Updated: Jun 21, 2019
Midsummer is one of those times where I live when I realize how blessed I am to live in the Great Lakes basin with so much lush green landscape and plenty of fresh water. Today I took my 88 year old Mother for a drive and she could not stop exclaiming about how green the farmlands were or how white the clouds were. We have had above average rainfall this June and every pond and creek and all the lakes in the county are brimming with water. My Mother and I just stored the sights up it in our minds like it was something a squirrel might put away for winter and so we shall no doubt need this memory when the snows fly next February.

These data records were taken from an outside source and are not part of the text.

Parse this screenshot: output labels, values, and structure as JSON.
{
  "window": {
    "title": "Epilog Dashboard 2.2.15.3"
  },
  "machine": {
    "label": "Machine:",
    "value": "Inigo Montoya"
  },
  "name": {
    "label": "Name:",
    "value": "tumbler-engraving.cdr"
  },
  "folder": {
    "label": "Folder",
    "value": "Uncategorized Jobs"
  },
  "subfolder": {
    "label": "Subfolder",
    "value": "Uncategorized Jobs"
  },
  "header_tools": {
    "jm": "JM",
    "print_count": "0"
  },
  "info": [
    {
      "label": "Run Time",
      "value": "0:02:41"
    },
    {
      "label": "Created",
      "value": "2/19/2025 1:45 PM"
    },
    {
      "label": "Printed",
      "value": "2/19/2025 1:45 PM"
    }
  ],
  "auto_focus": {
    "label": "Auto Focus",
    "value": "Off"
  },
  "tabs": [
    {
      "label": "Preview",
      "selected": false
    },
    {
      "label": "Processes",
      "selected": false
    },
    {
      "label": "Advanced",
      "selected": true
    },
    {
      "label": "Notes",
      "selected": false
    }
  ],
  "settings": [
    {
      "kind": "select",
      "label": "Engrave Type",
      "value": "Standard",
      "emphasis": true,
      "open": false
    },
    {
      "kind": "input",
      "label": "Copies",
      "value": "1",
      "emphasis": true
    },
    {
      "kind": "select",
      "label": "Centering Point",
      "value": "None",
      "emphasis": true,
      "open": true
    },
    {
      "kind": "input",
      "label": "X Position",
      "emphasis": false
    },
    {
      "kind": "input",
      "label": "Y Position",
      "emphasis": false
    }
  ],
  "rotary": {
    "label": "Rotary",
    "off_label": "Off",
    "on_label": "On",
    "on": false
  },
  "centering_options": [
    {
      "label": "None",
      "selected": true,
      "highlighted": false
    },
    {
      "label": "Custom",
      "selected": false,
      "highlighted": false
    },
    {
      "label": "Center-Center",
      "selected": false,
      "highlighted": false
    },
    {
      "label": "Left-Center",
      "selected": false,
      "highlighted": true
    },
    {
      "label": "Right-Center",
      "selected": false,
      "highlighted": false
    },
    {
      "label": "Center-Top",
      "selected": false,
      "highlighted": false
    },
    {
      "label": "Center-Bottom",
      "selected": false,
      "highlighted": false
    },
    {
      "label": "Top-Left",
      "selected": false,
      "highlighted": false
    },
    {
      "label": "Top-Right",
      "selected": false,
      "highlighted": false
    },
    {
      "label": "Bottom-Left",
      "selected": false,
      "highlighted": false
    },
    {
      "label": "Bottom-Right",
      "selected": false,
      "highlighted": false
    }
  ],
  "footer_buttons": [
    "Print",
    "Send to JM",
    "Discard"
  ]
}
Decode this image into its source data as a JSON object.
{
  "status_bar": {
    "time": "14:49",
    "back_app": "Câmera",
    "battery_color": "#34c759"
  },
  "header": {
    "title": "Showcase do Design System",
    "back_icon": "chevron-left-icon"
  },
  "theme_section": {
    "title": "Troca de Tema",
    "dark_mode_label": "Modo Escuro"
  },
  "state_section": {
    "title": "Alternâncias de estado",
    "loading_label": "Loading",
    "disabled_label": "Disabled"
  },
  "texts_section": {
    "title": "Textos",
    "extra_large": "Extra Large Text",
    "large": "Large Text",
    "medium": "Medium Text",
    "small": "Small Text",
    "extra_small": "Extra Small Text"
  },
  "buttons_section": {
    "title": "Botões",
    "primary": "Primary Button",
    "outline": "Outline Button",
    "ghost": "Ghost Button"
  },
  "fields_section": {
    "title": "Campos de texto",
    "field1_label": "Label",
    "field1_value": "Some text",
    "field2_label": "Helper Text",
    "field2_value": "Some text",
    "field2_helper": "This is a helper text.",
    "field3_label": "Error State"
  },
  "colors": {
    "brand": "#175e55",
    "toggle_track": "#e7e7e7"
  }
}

Midsummer is the period of time centered upon the summer solstice and more specifically the northern European celebrations that accompany the actual solstice or take place on a day between June 19 and June 25 and the preceding evening. The exact dates vary between different cultures. The undivided Christian Church designated June 24 as the feast day of the early Christian martyr Saint John the Baptist, and the observance of St John's Day begins the evening before, known as St. John's Eve.
Bonfires are commonly called Saint John's Fires in various languages. Saint John's Day is also a popular for infant baptisms and in the 19th century, "baptisms of children who had died 'pagans' were acted out". In Sweden, young people visited holy springs as "a reminder of how John the Baptist baptized Christ in the River Jordan." In addition, historically, "it was a custom to carry lighted torches on Midsummer-eve, as an emblem of St. John the Baptist, who was 'a burning and shining light,' and the preparer of the way of Christ.